New details related to a federal lawsuit against DuPont allege the company failed to install properly upgraded equipment at its former Chattanooga plant.
Mary Beth Jarvis, a spokeswoman for Invista, said federal law required DuPont to update the equipment to the “best available control technology” when it upgraded the equipment at the North Access Road nylon-production plant in Chattanooga.
“DuPont has continually refused to honor its obligations,” said the spokeswoman for Invista, which purchased the Chattanooga plant and others in 2004 for $4.2 billion. “This lawsuit is an unfortunate but necessary step.”
The federal lawsuit filed last month by Invista claims DuPont failed to make mandatory safety and environmental upgrades as required by law while installing new equipment in several plants including one in Chattanooga.
“The manufacturing plants that DuPont sold Invista in 2004 were revealed to have significant and widespread problems with compliance, particularly with safety and environmental regulations,” she said.
Workers at the Chattanooga plant never were exposed to any harmful materials, Ms. Jarvis said, but that isn’t the case at every plant.
Officials at DuPont declined to comment on the allegations and issued a statement claiming Invista has distorted the facts because of a contract dispute.
“DuPont intends to vigorously defend itself against Invista’s grossly exaggerated and misguided allegations and is confident that it will be vindicated when all of the evidence is examined by a court of law,” the statement says.
According to the DuPont statement, the lawsuit constitutes “opportunistic efforts” to fund Invista’s production capacity expansions and capital improvement projects.
“DuPont has established a track record of working openly and cooperatively with the multitude of agencies that oversee compliance at its global operations,” the statement said. “During its ownership of the facilities at issue, DuPont invested tens of millions of dollars on environmental projects, upgrades and retrofits and on hundreds of health and safety upgrade and improvement projects.”
However, Invista has spent about $140 million to make some of the necessary upgrades, and Ms. Jarvis said many more are needed.
Invista is seeking $800 million in compensatory damages plus punitive damages in the lawsuit filed in the Southern District of New York.

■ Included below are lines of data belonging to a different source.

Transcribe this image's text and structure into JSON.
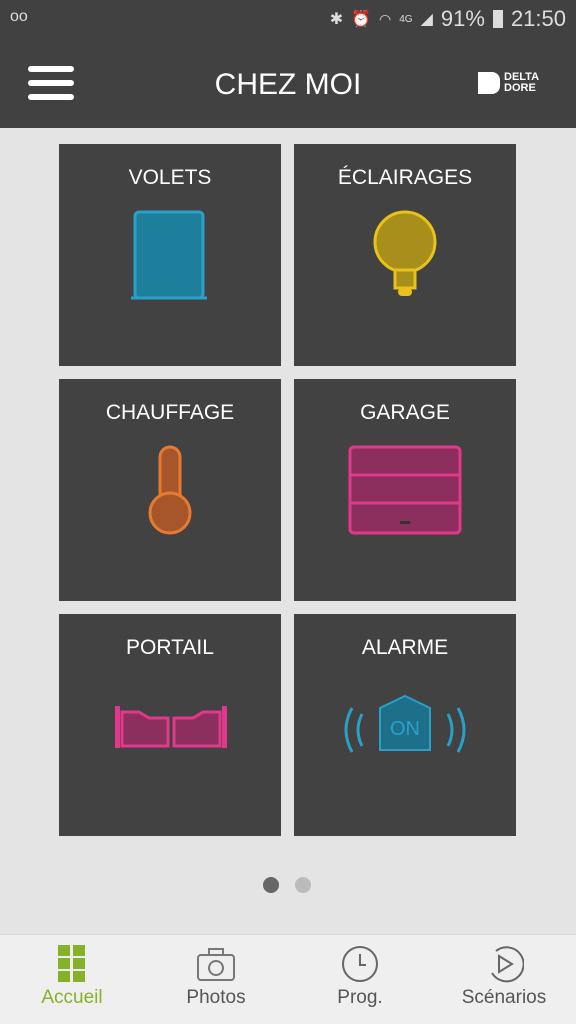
{
  "status": {
    "battery": "91%",
    "time": "21:50",
    "network": "4G"
  },
  "header": {
    "title": "CHEZ MOI",
    "logo": "DELTA DORE"
  },
  "tiles": [
    {
      "label": "VOLETS",
      "icon": "shutter-icon",
      "color": "#2aa0c8"
    },
    {
      "label": "ÉCLAIRAGES",
      "icon": "bulb-icon",
      "color": "#e8c21a"
    },
    {
      "label": "CHAUFFAGE",
      "icon": "thermometer-icon",
      "color": "#e87a30"
    },
    {
      "label": "GARAGE",
      "icon": "garage-door-icon",
      "color": "#e0388a"
    },
    {
      "label": "PORTAIL",
      "icon": "gate-icon",
      "color": "#e0388a"
    },
    {
      "label": "ALARME",
      "icon": "alarm-icon",
      "color": "#2aa0c8",
      "badge": "ON"
    }
  ],
  "pager": {
    "pages": 2,
    "current": 1
  },
  "nav": [
    {
      "label": "Accueil",
      "active": true
    },
    {
      "label": "Photos"
    },
    {
      "label": "Prog."
    },
    {
      "label": "Scénarios"
    }
  ],
  "colors": {
    "accent": "#85b22a",
    "header": "#414141",
    "tile": "#424242"
  }
}
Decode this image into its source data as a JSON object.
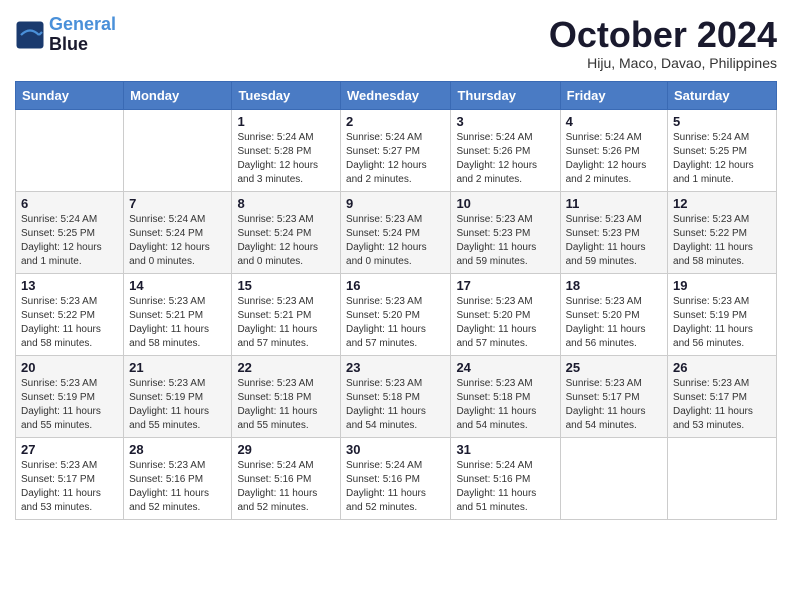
{
  "header": {
    "logo_line1": "General",
    "logo_line2": "Blue",
    "month_title": "October 2024",
    "location": "Hiju, Maco, Davao, Philippines"
  },
  "days_of_week": [
    "Sunday",
    "Monday",
    "Tuesday",
    "Wednesday",
    "Thursday",
    "Friday",
    "Saturday"
  ],
  "weeks": [
    {
      "style": "white",
      "days": [
        {
          "num": "",
          "info": ""
        },
        {
          "num": "",
          "info": ""
        },
        {
          "num": "1",
          "info": "Sunrise: 5:24 AM\nSunset: 5:28 PM\nDaylight: 12 hours\nand 3 minutes."
        },
        {
          "num": "2",
          "info": "Sunrise: 5:24 AM\nSunset: 5:27 PM\nDaylight: 12 hours\nand 2 minutes."
        },
        {
          "num": "3",
          "info": "Sunrise: 5:24 AM\nSunset: 5:26 PM\nDaylight: 12 hours\nand 2 minutes."
        },
        {
          "num": "4",
          "info": "Sunrise: 5:24 AM\nSunset: 5:26 PM\nDaylight: 12 hours\nand 2 minutes."
        },
        {
          "num": "5",
          "info": "Sunrise: 5:24 AM\nSunset: 5:25 PM\nDaylight: 12 hours\nand 1 minute."
        }
      ]
    },
    {
      "style": "gray",
      "days": [
        {
          "num": "6",
          "info": "Sunrise: 5:24 AM\nSunset: 5:25 PM\nDaylight: 12 hours\nand 1 minute."
        },
        {
          "num": "7",
          "info": "Sunrise: 5:24 AM\nSunset: 5:24 PM\nDaylight: 12 hours\nand 0 minutes."
        },
        {
          "num": "8",
          "info": "Sunrise: 5:23 AM\nSunset: 5:24 PM\nDaylight: 12 hours\nand 0 minutes."
        },
        {
          "num": "9",
          "info": "Sunrise: 5:23 AM\nSunset: 5:24 PM\nDaylight: 12 hours\nand 0 minutes."
        },
        {
          "num": "10",
          "info": "Sunrise: 5:23 AM\nSunset: 5:23 PM\nDaylight: 11 hours\nand 59 minutes."
        },
        {
          "num": "11",
          "info": "Sunrise: 5:23 AM\nSunset: 5:23 PM\nDaylight: 11 hours\nand 59 minutes."
        },
        {
          "num": "12",
          "info": "Sunrise: 5:23 AM\nSunset: 5:22 PM\nDaylight: 11 hours\nand 58 minutes."
        }
      ]
    },
    {
      "style": "white",
      "days": [
        {
          "num": "13",
          "info": "Sunrise: 5:23 AM\nSunset: 5:22 PM\nDaylight: 11 hours\nand 58 minutes."
        },
        {
          "num": "14",
          "info": "Sunrise: 5:23 AM\nSunset: 5:21 PM\nDaylight: 11 hours\nand 58 minutes."
        },
        {
          "num": "15",
          "info": "Sunrise: 5:23 AM\nSunset: 5:21 PM\nDaylight: 11 hours\nand 57 minutes."
        },
        {
          "num": "16",
          "info": "Sunrise: 5:23 AM\nSunset: 5:20 PM\nDaylight: 11 hours\nand 57 minutes."
        },
        {
          "num": "17",
          "info": "Sunrise: 5:23 AM\nSunset: 5:20 PM\nDaylight: 11 hours\nand 57 minutes."
        },
        {
          "num": "18",
          "info": "Sunrise: 5:23 AM\nSunset: 5:20 PM\nDaylight: 11 hours\nand 56 minutes."
        },
        {
          "num": "19",
          "info": "Sunrise: 5:23 AM\nSunset: 5:19 PM\nDaylight: 11 hours\nand 56 minutes."
        }
      ]
    },
    {
      "style": "gray",
      "days": [
        {
          "num": "20",
          "info": "Sunrise: 5:23 AM\nSunset: 5:19 PM\nDaylight: 11 hours\nand 55 minutes."
        },
        {
          "num": "21",
          "info": "Sunrise: 5:23 AM\nSunset: 5:19 PM\nDaylight: 11 hours\nand 55 minutes."
        },
        {
          "num": "22",
          "info": "Sunrise: 5:23 AM\nSunset: 5:18 PM\nDaylight: 11 hours\nand 55 minutes."
        },
        {
          "num": "23",
          "info": "Sunrise: 5:23 AM\nSunset: 5:18 PM\nDaylight: 11 hours\nand 54 minutes."
        },
        {
          "num": "24",
          "info": "Sunrise: 5:23 AM\nSunset: 5:18 PM\nDaylight: 11 hours\nand 54 minutes."
        },
        {
          "num": "25",
          "info": "Sunrise: 5:23 AM\nSunset: 5:17 PM\nDaylight: 11 hours\nand 54 minutes."
        },
        {
          "num": "26",
          "info": "Sunrise: 5:23 AM\nSunset: 5:17 PM\nDaylight: 11 hours\nand 53 minutes."
        }
      ]
    },
    {
      "style": "white",
      "days": [
        {
          "num": "27",
          "info": "Sunrise: 5:23 AM\nSunset: 5:17 PM\nDaylight: 11 hours\nand 53 minutes."
        },
        {
          "num": "28",
          "info": "Sunrise: 5:23 AM\nSunset: 5:16 PM\nDaylight: 11 hours\nand 52 minutes."
        },
        {
          "num": "29",
          "info": "Sunrise: 5:24 AM\nSunset: 5:16 PM\nDaylight: 11 hours\nand 52 minutes."
        },
        {
          "num": "30",
          "info": "Sunrise: 5:24 AM\nSunset: 5:16 PM\nDaylight: 11 hours\nand 52 minutes."
        },
        {
          "num": "31",
          "info": "Sunrise: 5:24 AM\nSunset: 5:16 PM\nDaylight: 11 hours\nand 51 minutes."
        },
        {
          "num": "",
          "info": ""
        },
        {
          "num": "",
          "info": ""
        }
      ]
    }
  ]
}
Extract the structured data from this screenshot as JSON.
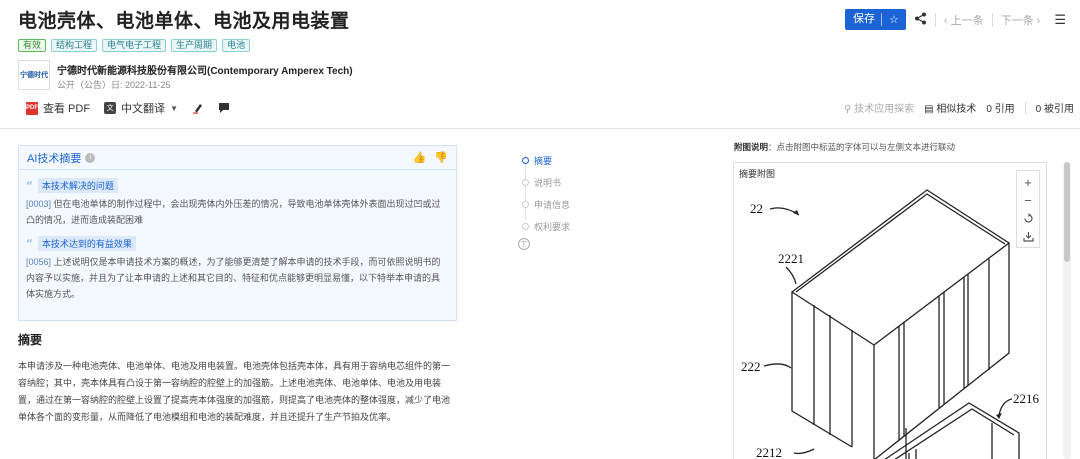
{
  "patent": {
    "title": "电池壳体、电池单体、电池及用电装置",
    "tags": [
      "有效",
      "结构工程",
      "电气电子工程",
      "生产周期",
      "电池"
    ],
    "company_logo_text": "宁德时代",
    "company": "宁德时代新能源科技股份有限公司(Contemporary Amperex Tech)",
    "pub_date": "公开（公告）日: 2022-11-25"
  },
  "header_actions": {
    "save_label": "保存",
    "save_icon": "star-icon",
    "prev": "上一条",
    "next": "下一条"
  },
  "toolbar": {
    "pdf_label": "查看 PDF",
    "translate_label": "中文翻译",
    "tech_explore": "技术应用探索",
    "similar": "相似技术",
    "cited": "0 引用",
    "cited_by": "0 被引用"
  },
  "ai_summary": {
    "title": "AI技术摘要",
    "problem_label": "本技术解决的问题",
    "problem_ref": "[0003]",
    "problem_text": "但在电池单体的制作过程中，会出现壳体内外压差的情况，导致电池单体壳体外表面出现过凹或过凸的情况，进而造成装配困难",
    "effect_label": "本技术达到的有益效果",
    "effect_ref": "[0056]",
    "effect_text": "上述说明仅是本申请技术方案的概述，为了能够更清楚了解本申请的技术手段，而可依照说明书的内容予以实施，并且为了让本申请的上述和其它目的、特征和优点能够更明显易懂，以下特举本申请的具体实施方式。"
  },
  "abstract": {
    "title": "摘要",
    "text": "本申请涉及一种电池壳体、电池单体、电池及用电装置。电池壳体包括壳本体，具有用于容纳电芯组件的第一容纳腔；其中，壳本体具有凸设于第一容纳腔的腔壁上的加强筋。上述电池壳体、电池单体、电池及用电装置，通过在第一容纳腔的腔壁上设置了提高壳本体强度的加强筋，则提高了电池壳体的整体强度，减少了电池单体各个面的变形量，从而降低了电池模组和电池的装配难度，并且还提升了生产节拍及优率。"
  },
  "toc": {
    "items": [
      "摘要",
      "说明书",
      "申请信息",
      "权利要求"
    ],
    "active_index": 0
  },
  "figure": {
    "desc_bold": "附图说明",
    "desc_text": "：点击附图中标蓝的字体可以与左侧文本进行联动",
    "label": "摘要附图",
    "ref_labels": [
      "22",
      "2221",
      "222",
      "2216",
      "2212"
    ]
  },
  "colors": {
    "accent": "#1c64d6",
    "tag_border": "#8fd0d0",
    "ai_bg": "#f4f9ff"
  }
}
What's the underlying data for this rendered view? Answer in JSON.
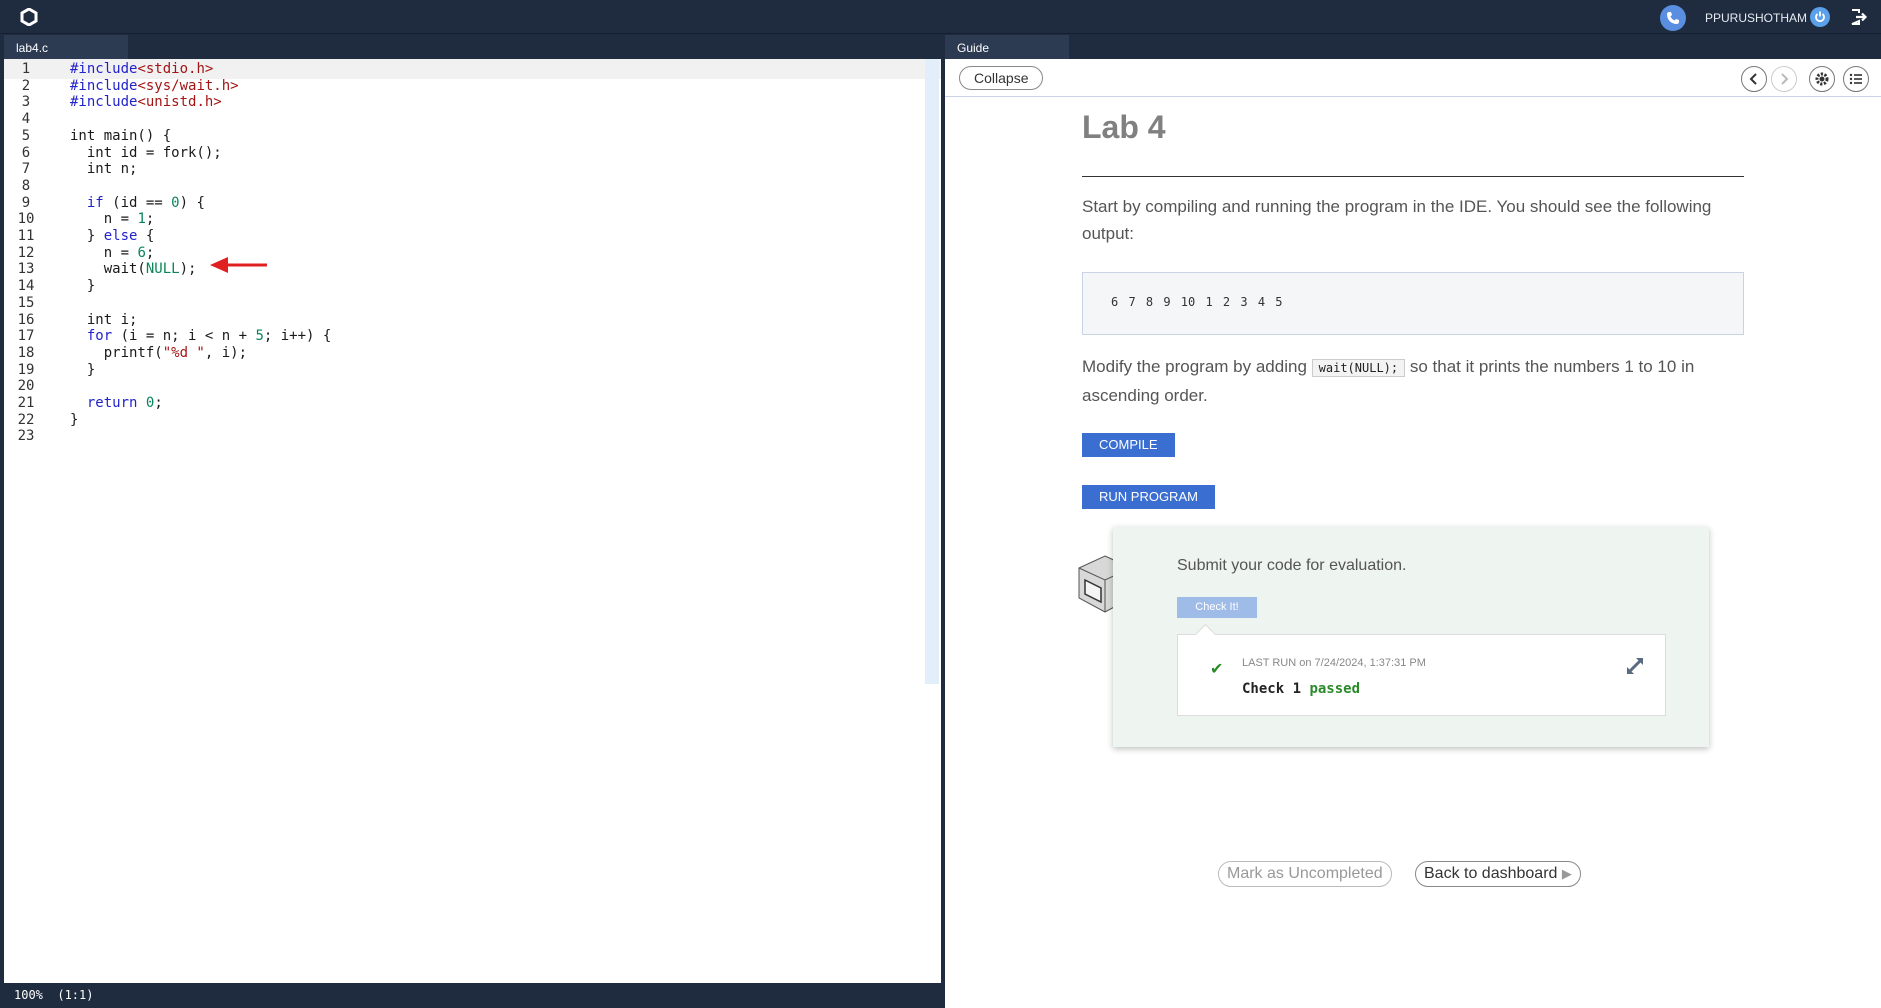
{
  "topbar": {
    "username": "PPURUSHOTHAM",
    "logo_icon": "codio-logo-icon",
    "phone_icon": "phone-icon",
    "power_icon": "power-icon",
    "logout_icon": "logout-icon"
  },
  "editor": {
    "tab_label": "lab4.c",
    "status": "100%  (1:1)",
    "lines": [
      {
        "n": "1",
        "text": "#include<stdio.h>"
      },
      {
        "n": "2",
        "text": "#include<sys/wait.h>"
      },
      {
        "n": "3",
        "text": "#include<unistd.h>"
      },
      {
        "n": "4",
        "text": ""
      },
      {
        "n": "5",
        "text": "int main() {"
      },
      {
        "n": "6",
        "text": "  int id = fork();"
      },
      {
        "n": "7",
        "text": "  int n;"
      },
      {
        "n": "8",
        "text": ""
      },
      {
        "n": "9",
        "text": "  if (id == 0) {"
      },
      {
        "n": "10",
        "text": "    n = 1;"
      },
      {
        "n": "11",
        "text": "  } else {"
      },
      {
        "n": "12",
        "text": "    n = 6;"
      },
      {
        "n": "13",
        "text": "    wait(NULL);"
      },
      {
        "n": "14",
        "text": "  }"
      },
      {
        "n": "15",
        "text": ""
      },
      {
        "n": "16",
        "text": "  int i;"
      },
      {
        "n": "17",
        "text": "  for (i = n; i < n + 5; i++) {"
      },
      {
        "n": "18",
        "text": "    printf(\"%d \", i);"
      },
      {
        "n": "19",
        "text": "  }"
      },
      {
        "n": "20",
        "text": ""
      },
      {
        "n": "21",
        "text": "  return 0;"
      },
      {
        "n": "22",
        "text": "}"
      },
      {
        "n": "23",
        "text": ""
      }
    ]
  },
  "guide": {
    "tab_label": "Guide",
    "collapse_label": "Collapse",
    "title": "Lab 4",
    "intro": "Start by compiling and running the program in the IDE. You should see the following output:",
    "output": "6 7 8 9 10 1 2 3 4 5",
    "modify_before": "Modify the program by adding",
    "modify_code": "wait(NULL);",
    "modify_after": "so that it prints the numbers 1 to 10 in ascending order.",
    "compile_label": "COMPILE",
    "run_label": "RUN PROGRAM",
    "submit_text": "Submit your code for evaluation.",
    "check_label": "Check It!",
    "last_run_prefix": "LAST RUN",
    "last_run_date": "on 7/24/2024, 1:37:31 PM",
    "check_text": "Check 1",
    "passed_text": "passed",
    "mark_uncompleted_label": "Mark as Uncompleted",
    "back_label": "Back to dashboard"
  },
  "colors": {
    "topbar": "#1f2c3f",
    "accent": "#3a6fd1",
    "passed": "#2a8a2a"
  }
}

The lawsuit involves 14 plants in five countries — Victoria, LaPorte and Orange, Texas; Camden, S.C. ; Seaford, Del.; Chattanooga; Waynesboro, Va.; Maitland and Kingston, Ontario, Canada; Wilton, Gloucester, and Maydown, U.K; Dordrecht, Netherlands; and Paulinia, Brazil.